Then the flood of 2013 occurred. This will go down in history as one of the worst natural disasters Calgary has seen in over 100 years. A disaster of this magnitude affected almost everyone in our community; YouthLink was no exception.
Like many organizations, we worked feverishly to safeguard our property against the flood. Late in the afternoon on Friday, June 21, water was spotted on the floor of YouthLink’s archival storage area. Within approximately 30 minutes, water was rising around our ankles, and due to safety concerns we were evacuated from the building. Fortunately we were able to save 95 per cent of our precious museum collections.
The flood forced us to make the difficult decision to close the Interpretive Centre at our downtown location. We suspended field trips to the Centre and are now delivering select programming through outreach and electronic means until the new facility is complete. We would like to thank our clients and supporters for their understanding during this time of transition, especially the Calgary-and-area schools who traditionally attended our “Where’s the Evidence” and KIDO programs, and of course all of our dedicated volunteers.
YouthLink is pleased to report we are very close to achieving our fundraising goals through our capital campaign. For this we are so grateful to all of our individual and corporate donors, the Calgary Police Foundation and the Calgary Police Service. That said, as with any charitable organizations, there’s always a need for more, so any support you can provide is greatly appreciated!

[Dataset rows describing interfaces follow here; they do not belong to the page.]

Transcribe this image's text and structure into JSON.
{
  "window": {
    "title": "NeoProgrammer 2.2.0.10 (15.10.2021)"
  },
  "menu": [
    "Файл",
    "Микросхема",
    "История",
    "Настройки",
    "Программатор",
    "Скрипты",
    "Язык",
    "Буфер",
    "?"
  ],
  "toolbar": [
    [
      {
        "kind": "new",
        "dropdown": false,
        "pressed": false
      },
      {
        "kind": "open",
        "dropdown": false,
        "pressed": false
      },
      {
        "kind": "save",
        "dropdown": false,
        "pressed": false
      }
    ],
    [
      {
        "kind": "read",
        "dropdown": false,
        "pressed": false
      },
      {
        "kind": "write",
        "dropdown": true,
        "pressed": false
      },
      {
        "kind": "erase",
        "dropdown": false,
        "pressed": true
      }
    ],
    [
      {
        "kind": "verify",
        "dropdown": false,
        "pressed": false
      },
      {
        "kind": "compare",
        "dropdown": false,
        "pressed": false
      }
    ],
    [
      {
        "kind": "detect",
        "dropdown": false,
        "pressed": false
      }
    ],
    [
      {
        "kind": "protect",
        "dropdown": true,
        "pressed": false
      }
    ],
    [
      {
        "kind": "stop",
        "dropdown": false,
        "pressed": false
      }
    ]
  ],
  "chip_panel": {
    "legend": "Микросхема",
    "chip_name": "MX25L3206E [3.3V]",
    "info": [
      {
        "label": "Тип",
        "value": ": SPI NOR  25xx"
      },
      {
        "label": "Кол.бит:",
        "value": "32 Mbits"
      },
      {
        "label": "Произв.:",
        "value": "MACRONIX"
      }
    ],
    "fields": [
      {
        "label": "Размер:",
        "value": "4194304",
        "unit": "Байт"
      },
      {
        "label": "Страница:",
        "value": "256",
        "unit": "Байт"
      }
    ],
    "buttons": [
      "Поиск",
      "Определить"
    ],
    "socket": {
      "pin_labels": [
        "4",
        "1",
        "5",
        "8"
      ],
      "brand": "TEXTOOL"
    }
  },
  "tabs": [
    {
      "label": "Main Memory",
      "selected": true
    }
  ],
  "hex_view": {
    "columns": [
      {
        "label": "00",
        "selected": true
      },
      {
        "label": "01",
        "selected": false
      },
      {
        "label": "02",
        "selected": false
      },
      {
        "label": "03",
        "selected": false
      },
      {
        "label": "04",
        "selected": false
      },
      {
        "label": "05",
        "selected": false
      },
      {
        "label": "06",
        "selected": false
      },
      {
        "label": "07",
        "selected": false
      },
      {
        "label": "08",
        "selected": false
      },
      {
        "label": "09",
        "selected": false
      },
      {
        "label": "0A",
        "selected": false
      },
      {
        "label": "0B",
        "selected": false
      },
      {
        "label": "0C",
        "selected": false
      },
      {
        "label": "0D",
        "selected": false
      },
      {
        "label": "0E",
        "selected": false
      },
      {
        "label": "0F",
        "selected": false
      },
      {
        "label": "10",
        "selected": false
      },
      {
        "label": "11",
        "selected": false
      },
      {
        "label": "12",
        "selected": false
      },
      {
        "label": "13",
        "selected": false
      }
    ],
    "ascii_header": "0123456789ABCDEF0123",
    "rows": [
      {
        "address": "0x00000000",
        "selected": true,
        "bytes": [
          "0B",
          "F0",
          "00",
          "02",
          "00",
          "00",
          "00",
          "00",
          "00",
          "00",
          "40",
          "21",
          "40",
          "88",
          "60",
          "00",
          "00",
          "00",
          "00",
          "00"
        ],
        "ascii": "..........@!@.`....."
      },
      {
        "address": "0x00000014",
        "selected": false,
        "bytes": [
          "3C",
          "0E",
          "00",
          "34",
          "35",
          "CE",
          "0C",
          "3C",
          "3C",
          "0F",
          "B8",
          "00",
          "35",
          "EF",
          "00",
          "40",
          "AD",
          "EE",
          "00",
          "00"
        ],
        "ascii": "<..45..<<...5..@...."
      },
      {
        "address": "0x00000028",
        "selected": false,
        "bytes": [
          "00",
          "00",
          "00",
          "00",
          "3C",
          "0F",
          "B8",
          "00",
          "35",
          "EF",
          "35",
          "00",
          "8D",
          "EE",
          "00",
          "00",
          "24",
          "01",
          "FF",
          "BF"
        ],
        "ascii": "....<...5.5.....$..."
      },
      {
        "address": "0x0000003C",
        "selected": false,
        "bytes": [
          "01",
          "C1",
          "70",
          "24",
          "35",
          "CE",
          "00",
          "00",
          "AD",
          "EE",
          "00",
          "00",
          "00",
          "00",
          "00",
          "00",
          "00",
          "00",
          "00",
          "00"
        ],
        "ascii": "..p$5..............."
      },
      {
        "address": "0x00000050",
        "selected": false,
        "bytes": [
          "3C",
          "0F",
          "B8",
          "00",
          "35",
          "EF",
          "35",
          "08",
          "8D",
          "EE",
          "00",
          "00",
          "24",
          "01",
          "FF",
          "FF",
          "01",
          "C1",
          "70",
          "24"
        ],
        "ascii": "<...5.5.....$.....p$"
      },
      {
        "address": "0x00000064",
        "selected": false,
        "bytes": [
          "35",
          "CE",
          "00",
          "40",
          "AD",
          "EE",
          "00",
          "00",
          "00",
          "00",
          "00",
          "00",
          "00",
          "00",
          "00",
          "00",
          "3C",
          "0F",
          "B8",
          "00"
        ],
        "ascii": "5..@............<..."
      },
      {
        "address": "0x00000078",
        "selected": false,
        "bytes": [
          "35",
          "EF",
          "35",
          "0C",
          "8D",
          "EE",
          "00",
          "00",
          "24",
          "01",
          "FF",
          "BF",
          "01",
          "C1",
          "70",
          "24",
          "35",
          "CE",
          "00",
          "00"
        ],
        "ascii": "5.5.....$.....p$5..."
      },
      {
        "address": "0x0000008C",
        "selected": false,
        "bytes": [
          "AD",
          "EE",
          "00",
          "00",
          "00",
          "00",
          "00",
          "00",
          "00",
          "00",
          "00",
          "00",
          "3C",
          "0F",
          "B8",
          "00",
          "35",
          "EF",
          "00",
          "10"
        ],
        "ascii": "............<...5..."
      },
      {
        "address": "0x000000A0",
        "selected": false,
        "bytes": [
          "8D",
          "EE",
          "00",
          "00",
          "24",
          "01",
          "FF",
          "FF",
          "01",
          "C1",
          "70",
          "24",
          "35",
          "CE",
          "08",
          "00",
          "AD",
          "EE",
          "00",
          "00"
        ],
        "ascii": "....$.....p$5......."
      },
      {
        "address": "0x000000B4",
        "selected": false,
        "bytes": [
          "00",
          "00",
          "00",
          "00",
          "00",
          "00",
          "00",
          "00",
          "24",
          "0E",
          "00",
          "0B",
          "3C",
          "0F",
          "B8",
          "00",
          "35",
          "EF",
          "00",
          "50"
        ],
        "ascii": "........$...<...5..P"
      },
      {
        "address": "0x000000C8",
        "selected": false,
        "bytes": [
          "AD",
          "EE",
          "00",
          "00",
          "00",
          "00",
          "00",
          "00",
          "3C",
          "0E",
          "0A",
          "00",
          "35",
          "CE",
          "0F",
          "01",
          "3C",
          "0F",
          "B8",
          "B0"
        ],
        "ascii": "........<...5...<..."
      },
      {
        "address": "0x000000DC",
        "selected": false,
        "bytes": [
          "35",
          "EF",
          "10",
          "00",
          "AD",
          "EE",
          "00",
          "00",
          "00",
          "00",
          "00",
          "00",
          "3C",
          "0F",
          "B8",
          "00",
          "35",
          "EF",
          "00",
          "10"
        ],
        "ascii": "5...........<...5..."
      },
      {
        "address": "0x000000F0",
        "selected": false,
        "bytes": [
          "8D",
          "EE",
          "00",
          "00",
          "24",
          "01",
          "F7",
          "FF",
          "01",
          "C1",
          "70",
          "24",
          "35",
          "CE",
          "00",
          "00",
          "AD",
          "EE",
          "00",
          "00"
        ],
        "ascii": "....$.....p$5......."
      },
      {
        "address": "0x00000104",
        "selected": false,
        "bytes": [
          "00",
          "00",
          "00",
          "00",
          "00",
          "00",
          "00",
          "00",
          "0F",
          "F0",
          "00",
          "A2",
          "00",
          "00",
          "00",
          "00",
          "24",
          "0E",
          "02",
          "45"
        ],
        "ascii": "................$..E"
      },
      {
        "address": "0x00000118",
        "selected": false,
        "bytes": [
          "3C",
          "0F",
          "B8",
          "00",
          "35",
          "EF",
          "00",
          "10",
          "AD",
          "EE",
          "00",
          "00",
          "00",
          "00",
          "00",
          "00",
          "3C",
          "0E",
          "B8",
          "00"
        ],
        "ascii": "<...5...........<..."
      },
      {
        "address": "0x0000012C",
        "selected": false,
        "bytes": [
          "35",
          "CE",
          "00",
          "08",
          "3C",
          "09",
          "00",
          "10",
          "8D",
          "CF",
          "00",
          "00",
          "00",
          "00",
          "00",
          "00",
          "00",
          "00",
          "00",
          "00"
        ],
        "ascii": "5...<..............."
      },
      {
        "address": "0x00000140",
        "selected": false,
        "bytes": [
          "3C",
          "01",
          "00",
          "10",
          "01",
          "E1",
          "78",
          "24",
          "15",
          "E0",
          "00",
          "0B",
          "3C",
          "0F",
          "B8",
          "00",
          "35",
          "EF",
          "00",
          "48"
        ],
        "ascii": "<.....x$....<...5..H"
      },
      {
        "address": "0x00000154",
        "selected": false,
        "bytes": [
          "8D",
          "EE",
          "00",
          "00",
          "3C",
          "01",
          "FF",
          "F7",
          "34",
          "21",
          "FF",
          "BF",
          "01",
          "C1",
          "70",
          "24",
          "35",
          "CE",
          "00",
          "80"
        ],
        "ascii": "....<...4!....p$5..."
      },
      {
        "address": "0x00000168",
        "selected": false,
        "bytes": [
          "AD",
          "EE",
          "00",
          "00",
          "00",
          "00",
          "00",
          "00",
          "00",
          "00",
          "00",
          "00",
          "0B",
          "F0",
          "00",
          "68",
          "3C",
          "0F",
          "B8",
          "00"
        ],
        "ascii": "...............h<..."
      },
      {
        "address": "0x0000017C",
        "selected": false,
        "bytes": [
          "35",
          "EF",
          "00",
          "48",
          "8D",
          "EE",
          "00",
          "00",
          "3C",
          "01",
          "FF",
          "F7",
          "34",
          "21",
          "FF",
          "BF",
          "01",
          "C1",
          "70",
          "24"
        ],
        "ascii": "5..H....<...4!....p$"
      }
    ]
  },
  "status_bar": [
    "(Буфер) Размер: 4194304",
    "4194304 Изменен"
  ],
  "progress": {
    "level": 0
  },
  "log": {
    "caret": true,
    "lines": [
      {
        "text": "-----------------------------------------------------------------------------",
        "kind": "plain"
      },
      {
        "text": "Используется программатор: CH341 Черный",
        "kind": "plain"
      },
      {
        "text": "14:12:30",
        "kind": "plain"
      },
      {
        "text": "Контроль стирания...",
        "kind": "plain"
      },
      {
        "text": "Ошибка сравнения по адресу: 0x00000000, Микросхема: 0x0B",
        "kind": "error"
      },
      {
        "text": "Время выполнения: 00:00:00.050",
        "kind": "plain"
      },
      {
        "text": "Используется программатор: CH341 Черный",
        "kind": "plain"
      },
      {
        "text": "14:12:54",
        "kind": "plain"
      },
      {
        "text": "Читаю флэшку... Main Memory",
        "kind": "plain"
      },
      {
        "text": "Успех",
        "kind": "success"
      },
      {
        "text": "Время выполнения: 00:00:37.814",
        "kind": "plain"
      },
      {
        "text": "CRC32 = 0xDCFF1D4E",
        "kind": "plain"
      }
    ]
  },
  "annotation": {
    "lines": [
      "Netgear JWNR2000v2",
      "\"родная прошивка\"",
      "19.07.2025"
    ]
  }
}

We are very excited about what the new YouthLink will have to offer Calgarians, and we look forward to opening our new facility early in 2015. With your gracious support, we are thrilled to have this incredible opportunity to build something very special for youth and families.
We wish you a wondrous 2014!
Tara Robinson, Executive Director
Giving the gift of talk this season? Things to consider before your child gets a phone….
Did you know the average age of a cell phone user in North America is 11 years, and some users are as young as 6?
What many parents tend to forget is that a cell phone today is more a computer than a phone. We need to make sure our kids learn how to make smart choices when online.
Teach your kids these ground rules to help them stay safe online:
- Don’t give out personal information online without your parent’s permission. This includes your name, phone number, address, email address, school, picture, credit card information, etc.
- When online, use a pretend name or nickname that does not reveal anything about you. A good example of a username is something like samtheman. A bad example would be sammy13.
- When you create a password, make sure it is easy for you to remember but hard for others to guess. Do not tell anyone your password except for your parents.
- Do not open emails, pictures or games from people you do not know and trust.
- Do not send rude emails or threats to anyone.
- Don’t buy anything online without your parents’ permission.
- Make sure what you write is appropriate to post online.
- If you make posts or comments, always tell the truth.
- Remember that online work is not private and anyone can read it or see it. Once a picture, message or other information is sent, you can rarely retrieve it fully, nor can you control who receives it, or how long it will live online.
Digital citizenship is the principles of appropriate, responsible use of technology and it is a way to understand how to safely exist in a society filled with technology. Do your part to ensure your children understand both the risks and benefits of living in an online world.